Excerpts from an interface dataset:
····················
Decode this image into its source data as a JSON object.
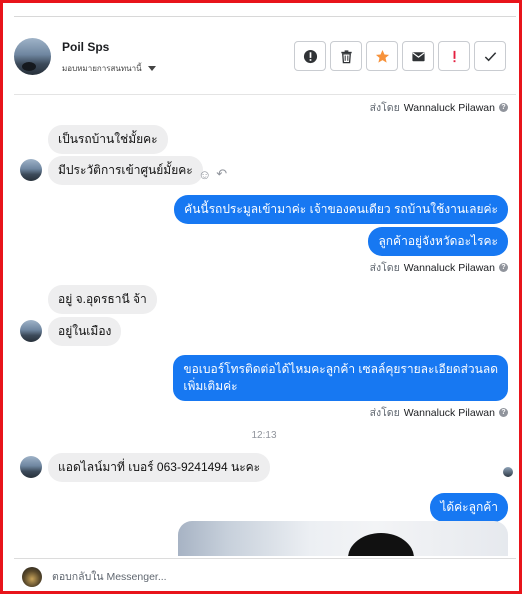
{
  "header": {
    "contact_name": "Poil Sps",
    "assign_label": "มอบหมายการสนทนานี้",
    "actions": [
      {
        "name": "alert-icon",
        "label": "!"
      },
      {
        "name": "trash-icon",
        "label": ""
      },
      {
        "name": "star-icon",
        "label": ""
      },
      {
        "name": "mail-icon",
        "label": ""
      },
      {
        "name": "spam-icon",
        "label": "!"
      },
      {
        "name": "check-icon",
        "label": ""
      }
    ]
  },
  "messages": {
    "sent_by_prefix": "ส่งโดย",
    "agent_name": "Wannaluck Pilawan",
    "m1": "เป็นรถบ้านใช่มั้ยคะ",
    "m2": "มีประวัติการเข้าศูนย์มั้ยคะ",
    "m3": "คันนี้รถประมูลเข้ามาค่ะ   เจ้าของคนเดียว รถบ้านใช้งานเลยค่ะ",
    "m4": "ลูกค้าอยู่จังหวัดอะไรคะ",
    "m5": "อยู่ จ.อุดรธานี จ้า",
    "m6": "อยู่ในเมือง",
    "m7_line1": "ขอเบอร์โทรติดต่อได้ไหมคะลูกค้า  เซลล์คุยรายละเอียดส่วนลด",
    "m7_line2": "เพิ่มเติมค่ะ",
    "time_divider": "12:13",
    "m8": "แอดไลน์มาที่ เบอร์ 063-9241494 นะคะ",
    "m9": "ได้ค่ะลูกค้า"
  },
  "composer": {
    "placeholder": "ตอบกลับใน Messenger..."
  },
  "colors": {
    "outgoing": "#1778f2",
    "incoming": "#eeeeef",
    "frame": "#e8141b",
    "star": "#f7923b",
    "spam": "#e41e3f"
  }
}
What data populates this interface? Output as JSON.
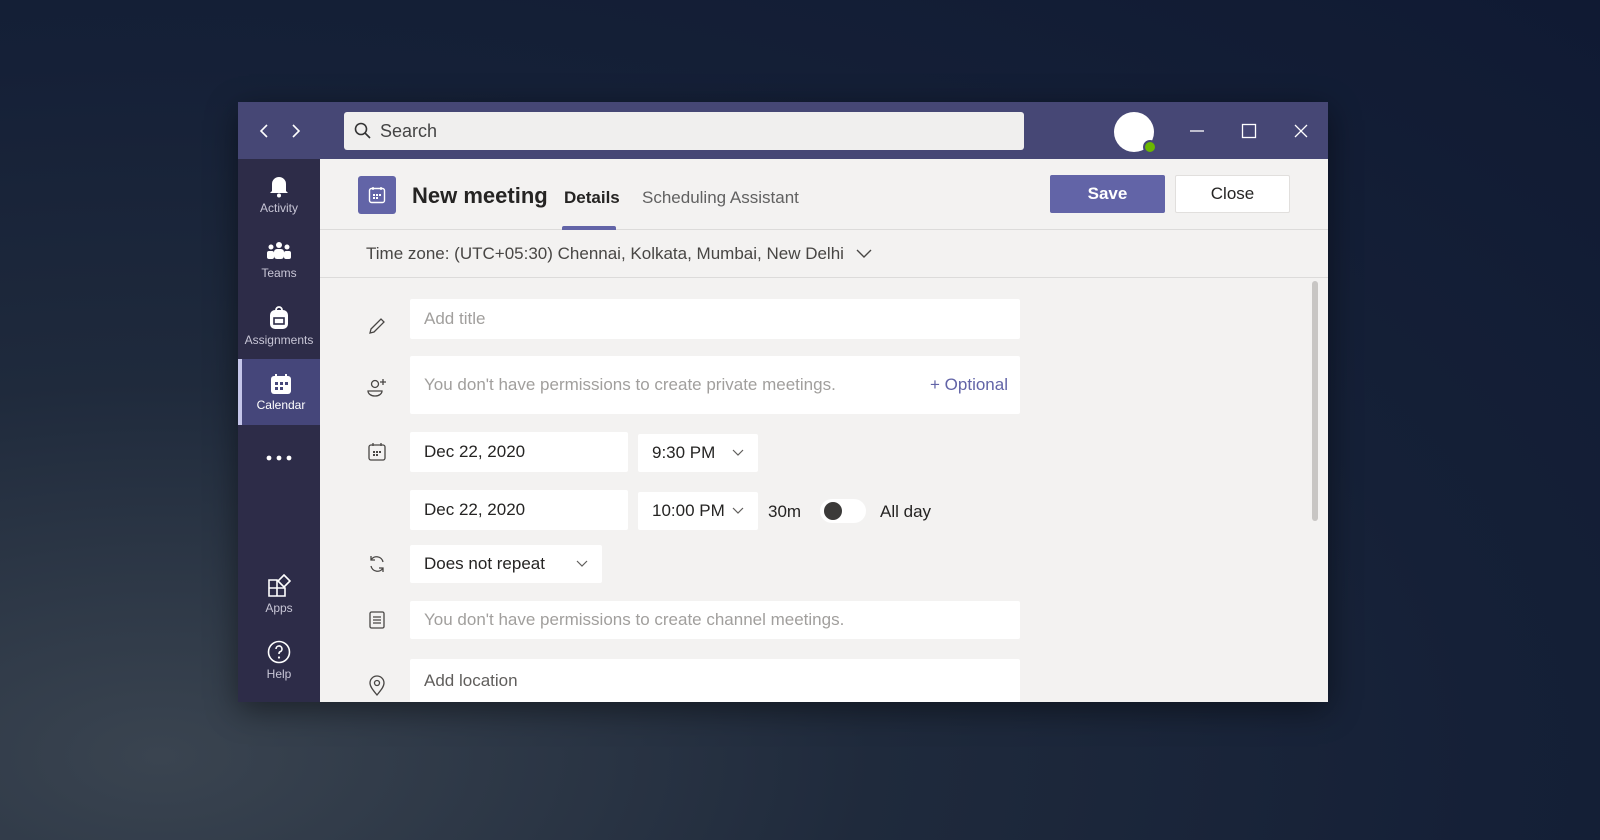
{
  "titlebar": {
    "back_label": "Back",
    "forward_label": "Forward",
    "search_placeholder": "Search",
    "presence_status": "Available",
    "window_controls": [
      "minimize",
      "maximize",
      "close"
    ]
  },
  "rail": {
    "items": [
      {
        "label": "Activity",
        "icon": "bell-icon"
      },
      {
        "label": "Teams",
        "icon": "teams-icon"
      },
      {
        "label": "Assignments",
        "icon": "backpack-icon"
      },
      {
        "label": "Calendar",
        "icon": "calendar-icon",
        "active": true
      },
      {
        "label": "More",
        "icon": "more-icon"
      },
      {
        "label": "Apps",
        "icon": "apps-icon"
      },
      {
        "label": "Help",
        "icon": "help-icon"
      }
    ]
  },
  "header": {
    "title": "New meeting",
    "tabs": [
      {
        "label": "Details",
        "active": true
      },
      {
        "label": "Scheduling Assistant",
        "active": false
      }
    ],
    "save_label": "Save",
    "close_label": "Close"
  },
  "timezone": {
    "label": "Time zone: (UTC+05:30) Chennai, Kolkata, Mumbai, New Delhi"
  },
  "form": {
    "title_placeholder": "Add title",
    "attendees_placeholder": "You don't have permissions to create private meetings.",
    "optional_label": "+ Optional",
    "start_date": "Dec 22, 2020",
    "start_time": "9:30 PM",
    "end_date": "Dec 22, 2020",
    "end_time": "10:00 PM",
    "duration": "30m",
    "all_day_label": "All day",
    "all_day_on": false,
    "repeat": "Does not repeat",
    "channel_placeholder": "You don't have permissions to create channel meetings.",
    "location_placeholder": "Add location"
  },
  "colors": {
    "brand": "#6264a7",
    "titlebar": "#464775",
    "rail": "#2d2c48",
    "presence": "#6bb700"
  }
}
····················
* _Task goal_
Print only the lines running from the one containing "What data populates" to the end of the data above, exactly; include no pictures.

* _Task answer_
What data populates this interface? Output as JSON.
{
  "titlebar": {
    "back_label": "Back",
    "forward_label": "Forward",
    "search_placeholder": "Search",
    "presence_status": "Available",
    "window_controls": [
      "minimize",
      "maximize",
      "close"
    ]
  },
  "rail": {
    "items": [
      {
        "label": "Activity",
        "icon": "bell-icon"
      },
      {
        "label": "Teams",
        "icon": "teams-icon"
      },
      {
        "label": "Assignments",
        "icon": "backpack-icon"
      },
      {
        "label": "Calendar",
        "icon": "calendar-icon",
        "active": true
      },
      {
        "label": "More",
        "icon": "more-icon"
      },
      {
        "label": "Apps",
        "icon": "apps-icon"
      },
      {
        "label": "Help",
        "icon": "help-icon"
      }
    ]
  },
  "header": {
    "title": "New meeting",
    "tabs": [
      {
        "label": "Details",
        "active": true
      },
      {
        "label": "Scheduling Assistant",
        "active": false
      }
    ],
    "save_label": "Save",
    "close_label": "Close"
  },
  "timezone": {
    "label": "Time zone: (UTC+05:30) Chennai, Kolkata, Mumbai, New Delhi"
  },
  "form": {
    "title_placeholder": "Add title",
    "attendees_placeholder": "You don't have permissions to create private meetings.",
    "optional_label": "+ Optional",
    "start_date": "Dec 22, 2020",
    "start_time": "9:30 PM",
    "end_date": "Dec 22, 2020",
    "end_time": "10:00 PM",
    "duration": "30m",
    "all_day_label": "All day",
    "all_day_on": false,
    "repeat": "Does not repeat",
    "channel_placeholder": "You don't have permissions to create channel meetings.",
    "location_placeholder": "Add location"
  },
  "colors": {
    "brand": "#6264a7",
    "titlebar": "#464775",
    "rail": "#2d2c48",
    "presence": "#6bb700"
  }
}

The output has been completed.